I’m pretty impatient. I’d rather get something done today than have it drag out for months. It probably comes with the territory of being young. One area of wisdom is a sense of pace—that sense of working hard without losing perspective and not spilling all your resources too quickly.

I teach my six-year-old’s soccer team, a group of boys with no sense of pace. It’s either full go or full stop. No sense of using energy appropriately. Frankly that’s not always confined to young boys, but older people can help us learn a sense of pace.

One Bible example is Moses and Jethro in Exodus 18. Moses was burning the candle at both ends, trying to solve everyone’s problems, and Jethro came along and noticed. He provided a sense of pace, a solution to give strength so Moses would be able to endure (Exodus 18:23). Pace involves knowing the limits of my resources and energy and not spending my reserves inappropriately or ineffectively.

Pace also involves expectations. As young people, we might not know when we are working too hard or too easy. If you’re running, how hard should you be breathing at ‘x’ pace? Paul gave Timothy a sense of appropriate pace in 1 and 2 Timothy, explaining how the church should be functioning and how Timothy should be leading in the church. He told Timothy to expect problems, and gave him guidelines to handle those situations. He told Timothy to expect rewards and enjoy those rewards. Sometimes young guys expect no problems and sometimes they expect too many. Older guys can help give a sense of pace in our pursuit of leading the church and seeing God work.

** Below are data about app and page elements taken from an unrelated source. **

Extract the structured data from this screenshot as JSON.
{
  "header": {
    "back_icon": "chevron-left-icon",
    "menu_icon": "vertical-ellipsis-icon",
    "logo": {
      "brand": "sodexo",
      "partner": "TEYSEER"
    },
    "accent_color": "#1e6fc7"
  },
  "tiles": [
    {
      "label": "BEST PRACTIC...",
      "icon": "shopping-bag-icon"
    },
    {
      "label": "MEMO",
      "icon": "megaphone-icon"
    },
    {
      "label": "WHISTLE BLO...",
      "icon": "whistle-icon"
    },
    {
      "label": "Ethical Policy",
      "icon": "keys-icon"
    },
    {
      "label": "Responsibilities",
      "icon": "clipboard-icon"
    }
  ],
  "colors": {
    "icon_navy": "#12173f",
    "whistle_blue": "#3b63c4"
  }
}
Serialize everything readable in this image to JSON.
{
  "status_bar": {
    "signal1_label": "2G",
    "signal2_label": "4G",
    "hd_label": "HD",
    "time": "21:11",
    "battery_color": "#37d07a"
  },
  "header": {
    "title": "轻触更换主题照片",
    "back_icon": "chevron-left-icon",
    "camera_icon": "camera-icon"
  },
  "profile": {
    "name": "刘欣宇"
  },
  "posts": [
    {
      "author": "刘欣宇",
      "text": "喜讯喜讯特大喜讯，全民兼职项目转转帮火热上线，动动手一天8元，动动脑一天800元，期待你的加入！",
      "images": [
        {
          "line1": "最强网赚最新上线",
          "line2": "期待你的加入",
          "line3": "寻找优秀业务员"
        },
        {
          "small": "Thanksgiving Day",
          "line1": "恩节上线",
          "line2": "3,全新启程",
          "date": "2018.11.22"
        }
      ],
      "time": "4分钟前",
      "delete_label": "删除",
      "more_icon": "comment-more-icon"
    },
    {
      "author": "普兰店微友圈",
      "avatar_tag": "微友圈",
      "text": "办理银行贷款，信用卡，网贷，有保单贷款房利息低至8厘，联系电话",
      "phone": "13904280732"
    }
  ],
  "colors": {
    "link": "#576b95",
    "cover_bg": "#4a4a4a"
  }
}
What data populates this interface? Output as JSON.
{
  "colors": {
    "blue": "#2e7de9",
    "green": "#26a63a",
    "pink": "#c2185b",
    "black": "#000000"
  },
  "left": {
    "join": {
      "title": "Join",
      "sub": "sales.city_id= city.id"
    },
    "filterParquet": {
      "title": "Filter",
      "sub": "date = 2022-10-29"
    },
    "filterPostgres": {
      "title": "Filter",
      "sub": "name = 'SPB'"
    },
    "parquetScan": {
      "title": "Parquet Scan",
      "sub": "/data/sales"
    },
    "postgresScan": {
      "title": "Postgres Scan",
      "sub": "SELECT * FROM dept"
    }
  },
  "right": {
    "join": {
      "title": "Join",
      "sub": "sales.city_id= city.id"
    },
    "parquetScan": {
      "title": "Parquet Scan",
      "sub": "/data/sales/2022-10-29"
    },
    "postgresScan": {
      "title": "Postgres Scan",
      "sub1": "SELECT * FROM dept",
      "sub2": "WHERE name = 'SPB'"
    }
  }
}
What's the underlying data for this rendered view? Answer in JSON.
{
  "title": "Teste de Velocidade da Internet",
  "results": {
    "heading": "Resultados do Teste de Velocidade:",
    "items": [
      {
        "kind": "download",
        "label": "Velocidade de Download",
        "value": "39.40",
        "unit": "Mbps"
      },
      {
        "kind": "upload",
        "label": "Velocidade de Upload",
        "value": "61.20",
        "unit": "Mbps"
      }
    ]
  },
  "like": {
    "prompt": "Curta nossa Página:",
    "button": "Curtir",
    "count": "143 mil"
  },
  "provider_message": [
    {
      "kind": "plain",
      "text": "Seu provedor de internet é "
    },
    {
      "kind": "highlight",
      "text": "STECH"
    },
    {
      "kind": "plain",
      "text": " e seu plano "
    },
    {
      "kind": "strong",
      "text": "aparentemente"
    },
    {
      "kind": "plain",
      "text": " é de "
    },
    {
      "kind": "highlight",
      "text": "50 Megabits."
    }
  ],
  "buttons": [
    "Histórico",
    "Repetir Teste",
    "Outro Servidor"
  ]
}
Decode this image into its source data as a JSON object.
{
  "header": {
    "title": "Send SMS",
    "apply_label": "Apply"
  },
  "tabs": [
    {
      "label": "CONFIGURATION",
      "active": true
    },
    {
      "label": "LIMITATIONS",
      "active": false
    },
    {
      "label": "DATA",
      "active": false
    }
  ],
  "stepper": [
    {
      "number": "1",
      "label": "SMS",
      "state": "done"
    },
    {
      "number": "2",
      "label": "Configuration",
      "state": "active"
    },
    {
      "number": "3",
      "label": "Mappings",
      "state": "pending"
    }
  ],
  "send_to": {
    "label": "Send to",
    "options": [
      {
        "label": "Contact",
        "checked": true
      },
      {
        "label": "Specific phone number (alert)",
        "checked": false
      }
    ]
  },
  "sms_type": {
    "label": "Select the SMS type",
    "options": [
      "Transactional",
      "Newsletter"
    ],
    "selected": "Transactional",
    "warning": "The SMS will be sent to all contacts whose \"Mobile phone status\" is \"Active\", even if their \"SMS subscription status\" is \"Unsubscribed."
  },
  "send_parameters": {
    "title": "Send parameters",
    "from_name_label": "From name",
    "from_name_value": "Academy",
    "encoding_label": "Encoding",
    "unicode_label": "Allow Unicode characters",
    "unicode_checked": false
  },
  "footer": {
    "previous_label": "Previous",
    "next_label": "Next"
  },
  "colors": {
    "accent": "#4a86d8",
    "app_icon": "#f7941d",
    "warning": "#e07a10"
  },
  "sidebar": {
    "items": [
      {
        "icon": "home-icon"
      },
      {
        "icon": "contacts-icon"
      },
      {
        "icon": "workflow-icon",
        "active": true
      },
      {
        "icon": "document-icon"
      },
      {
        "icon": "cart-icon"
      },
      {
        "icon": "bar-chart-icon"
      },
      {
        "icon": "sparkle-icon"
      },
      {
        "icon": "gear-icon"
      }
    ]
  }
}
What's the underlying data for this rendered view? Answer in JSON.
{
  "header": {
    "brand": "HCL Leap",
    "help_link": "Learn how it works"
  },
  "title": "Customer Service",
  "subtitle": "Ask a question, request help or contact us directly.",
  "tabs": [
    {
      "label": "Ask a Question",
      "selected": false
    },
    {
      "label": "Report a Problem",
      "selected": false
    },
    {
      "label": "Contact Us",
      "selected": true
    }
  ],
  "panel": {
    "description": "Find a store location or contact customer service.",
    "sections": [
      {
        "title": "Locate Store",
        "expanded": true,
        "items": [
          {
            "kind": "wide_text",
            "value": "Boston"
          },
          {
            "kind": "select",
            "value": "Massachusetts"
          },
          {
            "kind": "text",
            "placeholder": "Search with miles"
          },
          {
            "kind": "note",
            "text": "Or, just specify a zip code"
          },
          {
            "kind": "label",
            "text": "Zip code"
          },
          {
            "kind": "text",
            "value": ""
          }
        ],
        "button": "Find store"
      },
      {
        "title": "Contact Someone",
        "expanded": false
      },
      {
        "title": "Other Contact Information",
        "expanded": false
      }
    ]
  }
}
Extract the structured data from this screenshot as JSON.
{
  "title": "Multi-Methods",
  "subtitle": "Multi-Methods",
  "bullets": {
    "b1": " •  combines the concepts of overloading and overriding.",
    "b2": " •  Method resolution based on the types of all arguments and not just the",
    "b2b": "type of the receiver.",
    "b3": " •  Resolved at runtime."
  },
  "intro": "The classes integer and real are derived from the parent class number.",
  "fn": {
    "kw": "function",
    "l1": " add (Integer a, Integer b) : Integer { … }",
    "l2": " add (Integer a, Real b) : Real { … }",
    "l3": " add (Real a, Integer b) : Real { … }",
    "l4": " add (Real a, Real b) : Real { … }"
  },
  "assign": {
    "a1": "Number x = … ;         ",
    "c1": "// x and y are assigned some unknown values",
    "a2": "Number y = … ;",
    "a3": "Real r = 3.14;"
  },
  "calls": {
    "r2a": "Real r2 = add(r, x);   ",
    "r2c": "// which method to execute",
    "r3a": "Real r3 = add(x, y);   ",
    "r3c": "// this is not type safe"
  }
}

Search out the Scriptures and see God’s patience with us to give you a sense of pace. Ask older people in your church, What do I seem impatient about in ministry? Ask older pastors, How have you sustained yourself in fervency for ministry all these years? Thank God for His wisdom by sharing ministry together!

Will Hatfield, Campus Baptist Church, Ames, Iowa